I looked into the city's budget to try to make sense of it all, since people have been bickering over dollar amounts and the need to reward our first responders. (The following slides are from the City of Laredo website.)
The Laredo Fire Dept. is made up of almost 400 firefighters. (colored highlights are mine.)
The fire department is composed of 14 stations.
For this fiscal year, that is on its tail end, firemen got $1.5 million in pay/benefit increases. At tomorrow's meeting, they stand to get more for the coming year.
Here's a breakdown of the expenditures the city needs to cover for the fire department. It includes more than $1.1 million to cover contract obligations.
Tax money that has gone towards the fire department has increased year after year.
The city listed, in their budget, the ambulance service fees that were collected for one year: $4,671,980. That comes from billing residents every time EMS units and fire units respond to an emergency. We the public get a bill.
Right now city staff, Mayor Pete Saenz and union president David Gonzalez are all presenting different figures and reasons for delaying or approving the salary increases. I don't know that CONSTANT salary increases for police and firefighters are sustainable over the long run. The appraisal district can only justify hiking property valuations for so long, enabling the city to collect more tax revenue. Transfers from bridge toll fee collections can only do so much, and is not necessarily there to benefit those who can unionize locally.
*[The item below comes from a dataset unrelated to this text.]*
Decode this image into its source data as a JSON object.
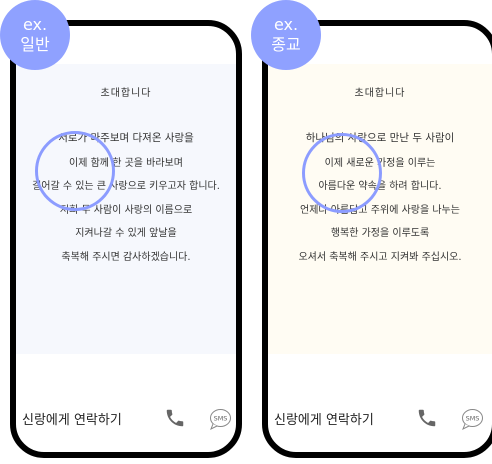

And if the city is $1 billion in debt, we should really take our time to approve any potential budgetary constraints.
And because council members accept donations from the firefighters union, the thought of rushing through a contract with benefits that so few in Laredo are able to take advantage of, but comes at the expense of the greater community, then city council should delay the decision as long as it takes.